To learn more about debugging capabilities available in RubyMine, refer to the help topics and tutorials from the Debug section. One of the main advantages of IDEs over text editors is the debugging experience. In this blog post, we’ll review the rich debugging capabilities available in RubyMine and then we’ll have a quick rundown of the new debugging features added in v2019.2. These include performance optimizations, Smart Step Into, block breakpoints, and others. The RubyMine debugger provides various ways to examine the state of a running application: you can step through your code and
YARD support in RubyMine
YARD is a popular Ruby documentation generation tool that is used in multiple libraries for documenting code. RubyMine helps you to work with YARD tags and documentation in various ways, for example, you can view the documentation using Quick Documentation Lookup, create missing YARD tags, and check the validity of a YARD tag. RubyMine can also utilize the YARD annotations for better code insight, it uses them to help suggest more relevant results in code completion and parameter hints for methods. In this blog post, we’ll remind ourselves about the existing capabilities available in RubyMine
Learn RubyMine with IDE Features Trainer

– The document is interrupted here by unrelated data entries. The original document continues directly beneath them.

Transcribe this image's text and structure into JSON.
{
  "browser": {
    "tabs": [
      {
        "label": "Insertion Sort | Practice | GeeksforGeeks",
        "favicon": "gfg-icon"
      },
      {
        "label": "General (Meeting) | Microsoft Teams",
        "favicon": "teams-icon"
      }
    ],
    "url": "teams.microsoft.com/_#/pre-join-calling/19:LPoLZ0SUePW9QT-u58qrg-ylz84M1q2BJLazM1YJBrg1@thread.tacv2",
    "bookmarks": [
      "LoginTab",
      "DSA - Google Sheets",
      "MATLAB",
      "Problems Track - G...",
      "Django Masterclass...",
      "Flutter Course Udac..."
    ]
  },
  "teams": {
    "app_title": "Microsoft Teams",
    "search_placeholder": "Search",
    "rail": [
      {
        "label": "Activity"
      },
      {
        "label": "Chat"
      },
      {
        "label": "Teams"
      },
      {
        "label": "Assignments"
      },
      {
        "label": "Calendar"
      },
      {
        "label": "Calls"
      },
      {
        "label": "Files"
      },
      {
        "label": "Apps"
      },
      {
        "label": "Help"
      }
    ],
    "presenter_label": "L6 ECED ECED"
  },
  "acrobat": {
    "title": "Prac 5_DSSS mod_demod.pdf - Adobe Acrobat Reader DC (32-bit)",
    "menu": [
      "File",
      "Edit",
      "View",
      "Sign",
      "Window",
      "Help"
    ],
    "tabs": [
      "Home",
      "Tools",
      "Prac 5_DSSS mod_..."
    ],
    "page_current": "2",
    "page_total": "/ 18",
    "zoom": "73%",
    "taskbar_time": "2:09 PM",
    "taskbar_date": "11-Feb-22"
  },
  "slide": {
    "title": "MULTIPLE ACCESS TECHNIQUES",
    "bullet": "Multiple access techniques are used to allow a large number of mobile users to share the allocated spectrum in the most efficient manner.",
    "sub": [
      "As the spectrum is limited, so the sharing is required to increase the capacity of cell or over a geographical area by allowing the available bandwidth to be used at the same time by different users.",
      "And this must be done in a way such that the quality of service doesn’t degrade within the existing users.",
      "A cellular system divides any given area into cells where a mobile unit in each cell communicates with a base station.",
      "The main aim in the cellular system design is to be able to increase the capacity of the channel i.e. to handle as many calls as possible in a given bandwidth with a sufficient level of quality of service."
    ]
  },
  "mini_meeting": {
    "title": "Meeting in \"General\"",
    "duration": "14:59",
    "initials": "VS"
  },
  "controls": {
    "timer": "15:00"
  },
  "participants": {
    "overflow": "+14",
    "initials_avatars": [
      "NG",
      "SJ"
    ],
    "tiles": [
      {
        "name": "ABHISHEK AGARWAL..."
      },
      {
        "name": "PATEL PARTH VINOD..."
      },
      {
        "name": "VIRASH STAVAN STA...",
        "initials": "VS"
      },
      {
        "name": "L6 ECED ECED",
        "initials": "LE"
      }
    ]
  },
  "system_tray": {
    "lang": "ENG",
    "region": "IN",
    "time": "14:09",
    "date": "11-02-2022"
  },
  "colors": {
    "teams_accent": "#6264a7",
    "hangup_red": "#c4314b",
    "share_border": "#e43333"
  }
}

RubyMine provides you with loads of different useful features for working with source code: from basic code editing, smart navigation, and completion, all the way through to debugging remote applications. We always try to make features easy to use and discoverable, but sometimes it happens that our users still don’t know about some pretty handy capabilities. For example, when communicating with our users at conferences, we note that even the most grizzled veterans of RubyMine, that have been using it for years, sometimes don’t always know about some of the most basic navigation abilities that